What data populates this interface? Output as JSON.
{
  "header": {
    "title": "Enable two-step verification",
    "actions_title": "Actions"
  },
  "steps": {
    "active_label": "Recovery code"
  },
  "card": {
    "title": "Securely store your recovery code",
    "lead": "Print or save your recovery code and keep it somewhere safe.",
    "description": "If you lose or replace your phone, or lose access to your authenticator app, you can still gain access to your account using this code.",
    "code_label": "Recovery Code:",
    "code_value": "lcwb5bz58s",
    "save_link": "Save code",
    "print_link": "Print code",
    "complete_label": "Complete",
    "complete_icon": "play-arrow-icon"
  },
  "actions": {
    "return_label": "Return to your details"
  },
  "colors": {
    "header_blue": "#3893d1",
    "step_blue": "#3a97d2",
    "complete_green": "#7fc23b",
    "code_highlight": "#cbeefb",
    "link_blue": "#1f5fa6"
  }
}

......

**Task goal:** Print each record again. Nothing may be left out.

**Output below:**
What data populates this interface? Output as JSON.
{
  "header": {
    "title": "Enable two-step verification",
    "actions_title": "Actions"
  },
  "steps": {
    "active_label": "Recovery code"
  },
  "card": {
    "title": "Securely store your recovery code",
    "lead": "Print or save your recovery code and keep it somewhere safe.",
    "description": "If you lose or replace your phone, or lose access to your authenticator app, you can still gain access to your account using this code.",
    "code_label": "Recovery Code:",
    "code_value": "lcwb5bz58s",
    "save_link": "Save code",
    "print_link": "Print code",
    "complete_label": "Complete",
    "complete_icon": "play-arrow-icon"
  },
  "actions": {
    "return_label": "Return to your details"
  },
  "colors": {
    "header_blue": "#3893d1",
    "step_blue": "#3a97d2",
    "complete_green": "#7fc23b",
    "code_highlight": "#cbeefb",
    "link_blue": "#1f5fa6"
  }
}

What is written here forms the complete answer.